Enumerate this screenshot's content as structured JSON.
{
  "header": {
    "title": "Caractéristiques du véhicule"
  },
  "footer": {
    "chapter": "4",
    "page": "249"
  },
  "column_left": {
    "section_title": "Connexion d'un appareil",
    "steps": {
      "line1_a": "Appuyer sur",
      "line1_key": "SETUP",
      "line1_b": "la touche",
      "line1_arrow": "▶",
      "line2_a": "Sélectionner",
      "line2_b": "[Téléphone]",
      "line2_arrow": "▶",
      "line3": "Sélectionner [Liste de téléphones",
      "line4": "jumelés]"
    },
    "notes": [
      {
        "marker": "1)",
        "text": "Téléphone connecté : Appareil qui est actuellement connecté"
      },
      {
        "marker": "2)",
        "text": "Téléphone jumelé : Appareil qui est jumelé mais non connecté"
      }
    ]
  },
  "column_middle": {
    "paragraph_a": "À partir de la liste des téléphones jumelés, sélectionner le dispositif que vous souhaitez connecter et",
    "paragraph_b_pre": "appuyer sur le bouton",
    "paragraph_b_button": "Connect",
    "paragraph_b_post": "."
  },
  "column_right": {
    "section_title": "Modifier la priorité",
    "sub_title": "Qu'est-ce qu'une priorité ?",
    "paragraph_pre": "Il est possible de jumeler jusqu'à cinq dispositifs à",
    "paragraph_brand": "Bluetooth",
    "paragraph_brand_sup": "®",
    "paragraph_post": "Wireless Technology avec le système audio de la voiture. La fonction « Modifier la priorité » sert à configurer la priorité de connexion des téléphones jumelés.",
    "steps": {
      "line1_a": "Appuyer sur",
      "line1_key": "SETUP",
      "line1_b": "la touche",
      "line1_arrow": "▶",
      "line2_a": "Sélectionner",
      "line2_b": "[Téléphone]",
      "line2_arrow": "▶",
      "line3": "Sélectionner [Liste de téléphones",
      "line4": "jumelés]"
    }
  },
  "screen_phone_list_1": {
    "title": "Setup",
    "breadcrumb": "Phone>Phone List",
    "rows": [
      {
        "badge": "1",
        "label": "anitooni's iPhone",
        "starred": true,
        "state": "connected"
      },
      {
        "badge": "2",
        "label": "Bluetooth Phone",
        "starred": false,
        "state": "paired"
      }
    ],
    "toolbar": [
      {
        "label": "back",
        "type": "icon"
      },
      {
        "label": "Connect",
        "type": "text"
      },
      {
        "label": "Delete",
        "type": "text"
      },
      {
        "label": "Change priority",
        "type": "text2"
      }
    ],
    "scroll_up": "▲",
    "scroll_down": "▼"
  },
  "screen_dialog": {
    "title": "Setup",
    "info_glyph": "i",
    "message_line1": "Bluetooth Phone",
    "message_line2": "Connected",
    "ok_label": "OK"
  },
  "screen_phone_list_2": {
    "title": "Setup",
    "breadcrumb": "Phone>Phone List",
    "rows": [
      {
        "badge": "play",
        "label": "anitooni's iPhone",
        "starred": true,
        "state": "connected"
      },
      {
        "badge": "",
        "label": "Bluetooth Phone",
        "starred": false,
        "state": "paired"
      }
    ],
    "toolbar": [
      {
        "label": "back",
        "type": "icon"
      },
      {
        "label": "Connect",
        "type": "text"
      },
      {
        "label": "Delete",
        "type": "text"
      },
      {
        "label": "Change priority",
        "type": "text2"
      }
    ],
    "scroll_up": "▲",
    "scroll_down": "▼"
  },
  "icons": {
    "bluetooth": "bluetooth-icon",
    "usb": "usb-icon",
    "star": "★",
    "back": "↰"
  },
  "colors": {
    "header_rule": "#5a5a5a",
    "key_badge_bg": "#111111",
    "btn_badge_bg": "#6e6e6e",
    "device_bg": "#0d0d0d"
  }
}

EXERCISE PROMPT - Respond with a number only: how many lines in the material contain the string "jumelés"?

THE ANSWER - 4